Race to Make Ebola Vaccine Pits Crazy Timeline Against Maddening Obstacles
Monday, November 17, 2014
Deep inside a drug manufacturing plant in an industrial district of suburban Rome, vials of Ebola vaccine sit in freezers, chilled to minus 70 degrees Celsius with the help of liquid nitrogen. Much warmer — say, the temperature in outdated kerosene-fueled fridges in some West African villages — risks destroying the drug.
Refrigeration is just one of the myriad challenges for GlaxoSmithKline Plc and other companies racing to create vaccines to fight Ebola. They’re facing issues ranging from packaging the drug in tiny glass vials for distribution, to assembling fleets of trucks and motorbikes to transport it along potholed roads, to monitoring subjects in a Swiss lakeside city to test the vaccine ultimately destined for villages in the African jungle.

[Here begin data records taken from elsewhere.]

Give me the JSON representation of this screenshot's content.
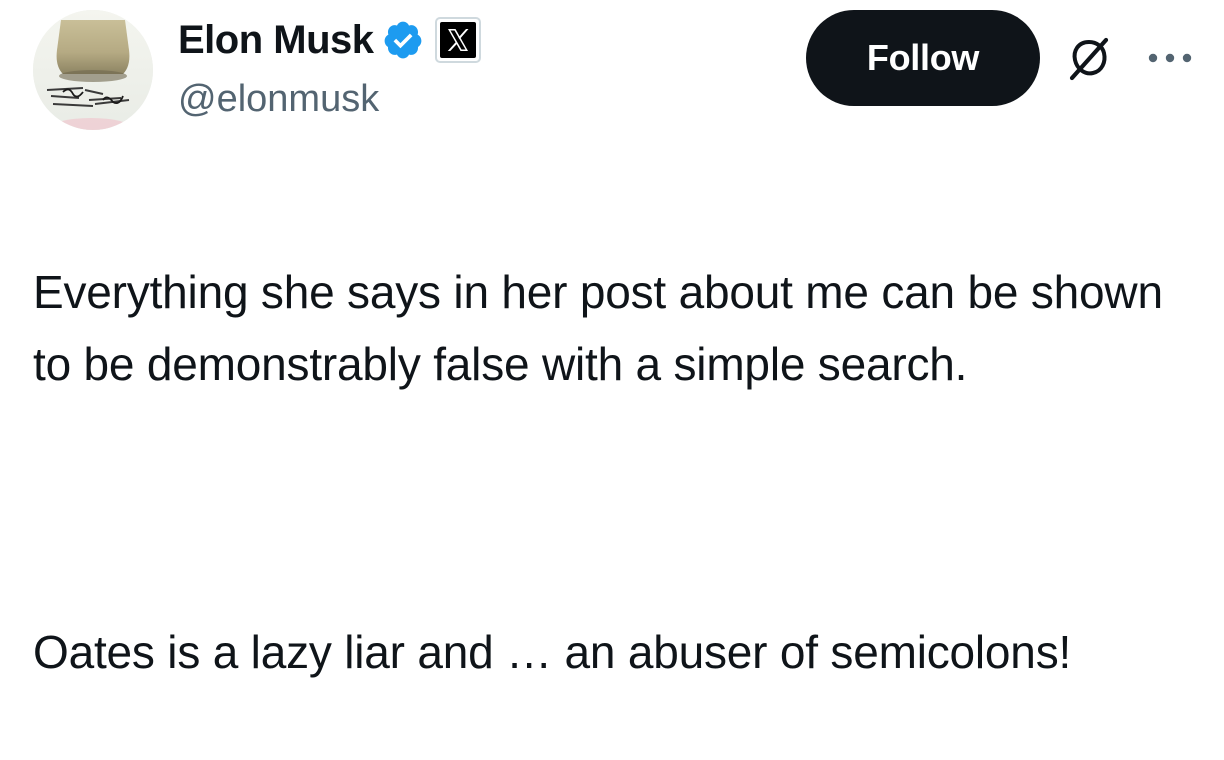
{
  "author": {
    "display_name": "Elon Musk",
    "handle": "@elonmusk",
    "verified_color": "#1d9bf0",
    "affiliation_icon": "x-logo-icon"
  },
  "actions": {
    "follow_label": "Follow",
    "grok_icon": "grok-slash-icon",
    "more_icon": "more-dots-icon"
  },
  "tweet": {
    "paragraph_1": "Everything she says in her post about me can be shown to be demonstrably false with a simple search.",
    "paragraph_2": "Oates is a lazy liar and … an abuser of semicolons!"
  }
}
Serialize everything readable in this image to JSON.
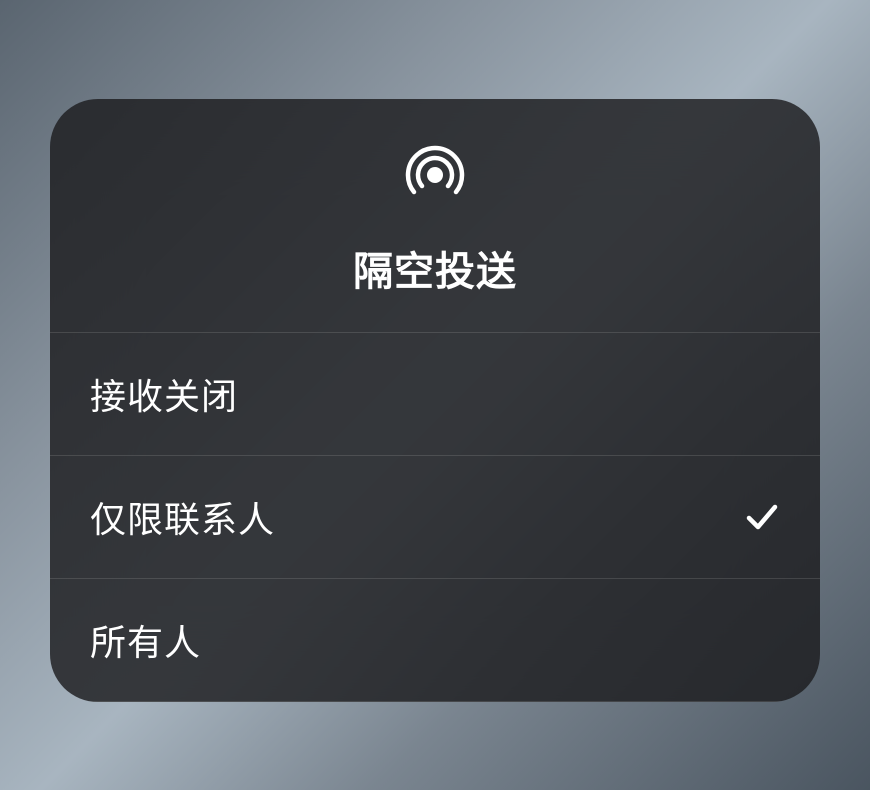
{
  "header": {
    "title": "隔空投送",
    "icon_name": "airdrop-icon"
  },
  "options": [
    {
      "label": "接收关闭",
      "selected": false
    },
    {
      "label": "仅限联系人",
      "selected": true
    },
    {
      "label": "所有人",
      "selected": false
    }
  ]
}
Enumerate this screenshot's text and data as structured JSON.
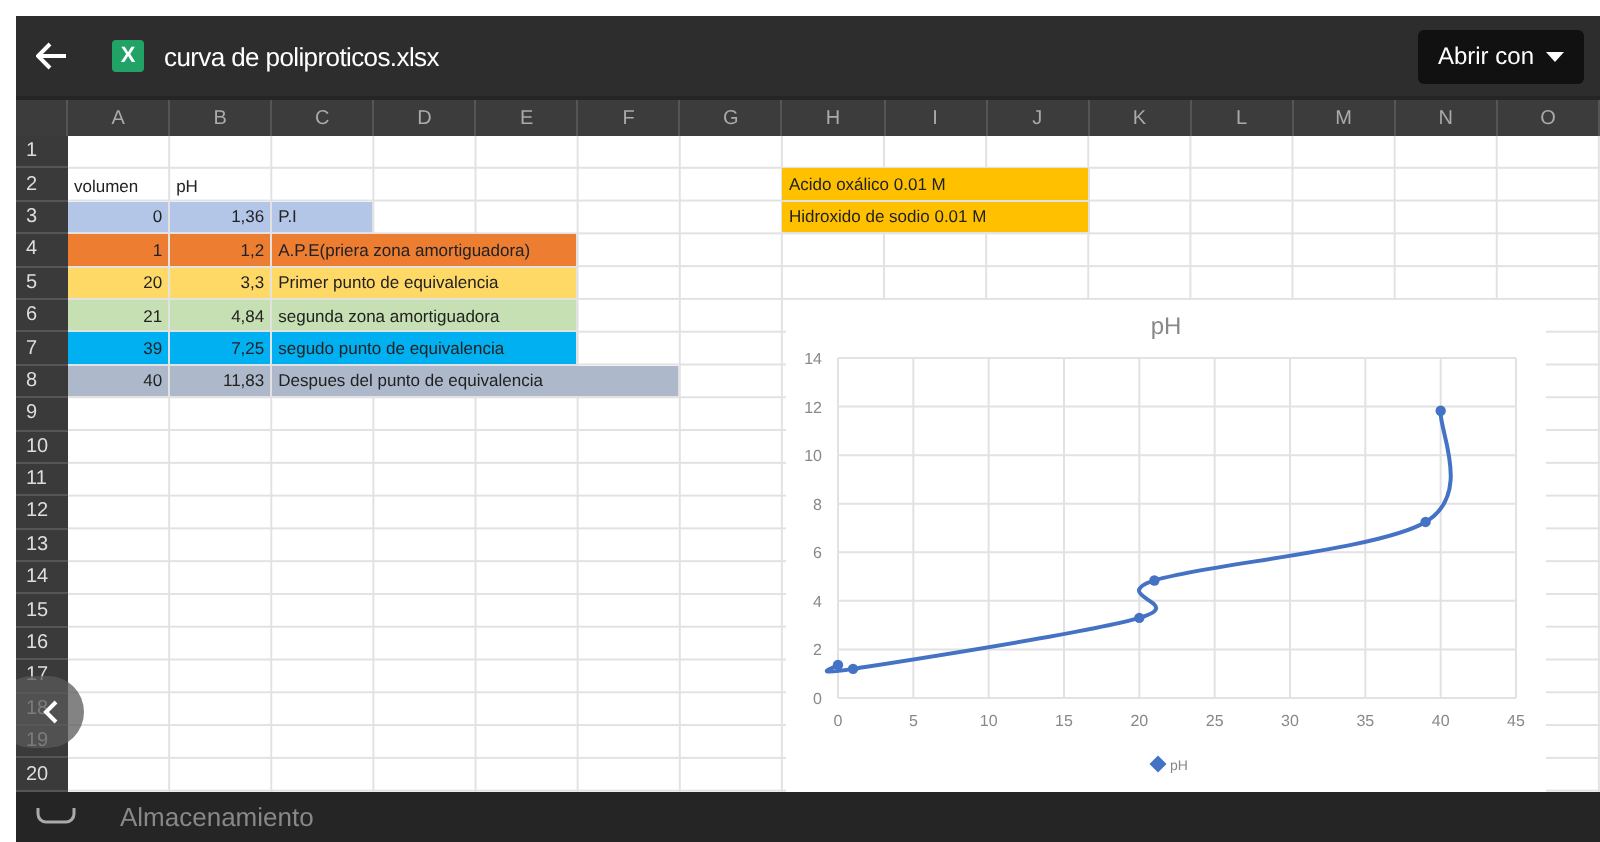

Companies, regulators, and non-profit groups worldwide are cooperating as never before to create a workable vaccine and announcing new timelines almost weekly. Typically, getting a vaccine from the lab bench to clinics where it’s injected into patients’ arms takes up to a decade. With Ebola, targeted immunization could start in the second half of next year, and field tests in health workers fighting the epidemic are likely by January — unprecedented speed for such research.
- Health Care